The ship’s RAS decks and RAS winch decks were also refurbished and completely repainted, while the RAS winch cable trays were replaced and all electrical cabling, including high voltage cabling, inspected. The Hudson Reel cargo pipework was replaced, and a new Fast Rescue Craft davit installed to enable the launch and recovery of Pacific 24 rescue boats. Routine upkeep and refurbishment work was also undertaken, including overhauls of the main engines and generators, inspections, surveys, and an overhaul of ancillary and auxiliary equipment.

Fort Vic and has been regenerating ready to rejoin the fleet on active service. Although Fort Vic can provide fuel oil to other vessels, her primary role is the transfer of food and ammunition. During the trials, she successfully proved her heavy jackstay rig which has been modified to take greater loads and cope with the higher decks of the aircraft carriers.

The view from RASCO on board RFA Fort Victoria as she passes a test-load to RFA Tideforce, the first of the class to receive a Heavy Jackstay Rig transfer. (Photo: Susan Cloggie-Holden)

Brand new RFA Tideforce begins to pass the hose to Fort Vic for her first ever replenishment at sea (Photo: Susan Cloggie-Holden)

Fort Vic receives fuel from Tideforce. Note the twin 7inch hoses designed to double the fuelling speed for the thirsty aircraft carriers. The small hose below is for freshwater.  (Photo: Susan Cloggie-Holden)

RFA Tidesurge conducted the first ever Tide boat over-the-bow replenishment from Fort Vic. The Hudson reel used for astern replenishment can be seen on the quarter deck of Fort Vic. The Tide class themselves are also equipped for astern replenishment although this method is rarely used for transferring fuel to warships.
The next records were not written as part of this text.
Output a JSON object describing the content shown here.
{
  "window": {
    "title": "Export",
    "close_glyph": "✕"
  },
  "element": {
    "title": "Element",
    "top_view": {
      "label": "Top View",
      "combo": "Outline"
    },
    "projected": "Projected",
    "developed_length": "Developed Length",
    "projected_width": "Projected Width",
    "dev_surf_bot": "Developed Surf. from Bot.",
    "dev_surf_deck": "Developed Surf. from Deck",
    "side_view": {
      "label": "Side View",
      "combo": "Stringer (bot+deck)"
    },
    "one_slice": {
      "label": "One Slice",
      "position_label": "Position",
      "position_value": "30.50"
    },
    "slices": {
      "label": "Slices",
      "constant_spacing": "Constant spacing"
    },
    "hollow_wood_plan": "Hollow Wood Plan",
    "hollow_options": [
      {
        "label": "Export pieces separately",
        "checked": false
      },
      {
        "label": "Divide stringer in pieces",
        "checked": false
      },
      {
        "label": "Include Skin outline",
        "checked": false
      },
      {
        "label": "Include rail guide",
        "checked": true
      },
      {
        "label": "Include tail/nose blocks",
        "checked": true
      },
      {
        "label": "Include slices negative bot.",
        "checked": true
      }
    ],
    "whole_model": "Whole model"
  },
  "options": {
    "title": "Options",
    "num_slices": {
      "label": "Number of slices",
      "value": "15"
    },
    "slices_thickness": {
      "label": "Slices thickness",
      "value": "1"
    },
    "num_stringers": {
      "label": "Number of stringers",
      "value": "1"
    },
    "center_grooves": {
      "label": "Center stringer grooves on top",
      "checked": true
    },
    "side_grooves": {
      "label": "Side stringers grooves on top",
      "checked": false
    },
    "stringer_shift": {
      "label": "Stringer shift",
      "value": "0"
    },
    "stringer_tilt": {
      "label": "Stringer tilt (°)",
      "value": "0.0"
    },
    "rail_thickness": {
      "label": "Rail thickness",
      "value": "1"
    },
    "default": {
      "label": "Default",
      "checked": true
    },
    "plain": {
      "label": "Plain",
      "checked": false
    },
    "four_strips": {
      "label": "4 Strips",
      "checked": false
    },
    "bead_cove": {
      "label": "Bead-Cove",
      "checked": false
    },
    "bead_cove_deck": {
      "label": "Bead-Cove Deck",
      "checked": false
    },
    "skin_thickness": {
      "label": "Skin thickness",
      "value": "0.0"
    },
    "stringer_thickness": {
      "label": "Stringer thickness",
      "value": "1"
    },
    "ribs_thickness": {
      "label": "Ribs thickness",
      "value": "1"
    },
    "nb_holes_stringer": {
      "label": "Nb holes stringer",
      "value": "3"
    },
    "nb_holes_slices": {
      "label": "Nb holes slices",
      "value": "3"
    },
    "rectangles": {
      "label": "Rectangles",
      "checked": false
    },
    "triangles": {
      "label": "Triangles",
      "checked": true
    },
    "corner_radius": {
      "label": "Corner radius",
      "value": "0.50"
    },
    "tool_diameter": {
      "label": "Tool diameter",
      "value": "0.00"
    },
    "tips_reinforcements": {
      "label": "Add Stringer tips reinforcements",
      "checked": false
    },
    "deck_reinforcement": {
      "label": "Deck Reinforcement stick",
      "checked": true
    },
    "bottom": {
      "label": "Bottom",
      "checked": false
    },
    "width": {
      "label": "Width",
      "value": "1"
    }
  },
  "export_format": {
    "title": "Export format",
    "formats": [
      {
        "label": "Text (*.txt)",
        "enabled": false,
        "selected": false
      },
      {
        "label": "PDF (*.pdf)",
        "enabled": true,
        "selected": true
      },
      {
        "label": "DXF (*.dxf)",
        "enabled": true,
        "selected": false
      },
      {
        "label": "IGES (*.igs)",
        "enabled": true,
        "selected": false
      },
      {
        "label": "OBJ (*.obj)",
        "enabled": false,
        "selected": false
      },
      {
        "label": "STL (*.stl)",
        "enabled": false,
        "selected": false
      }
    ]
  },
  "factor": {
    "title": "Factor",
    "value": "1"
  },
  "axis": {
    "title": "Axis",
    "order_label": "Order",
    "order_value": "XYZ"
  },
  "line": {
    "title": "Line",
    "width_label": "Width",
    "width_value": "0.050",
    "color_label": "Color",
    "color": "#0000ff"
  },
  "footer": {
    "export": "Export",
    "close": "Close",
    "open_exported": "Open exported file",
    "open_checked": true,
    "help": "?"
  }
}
Even with three ships of the flotilla laid up in mothballs, the RFA still provides the UK with the largest naval support force of any European nation, giving the Royal Navy a global reach.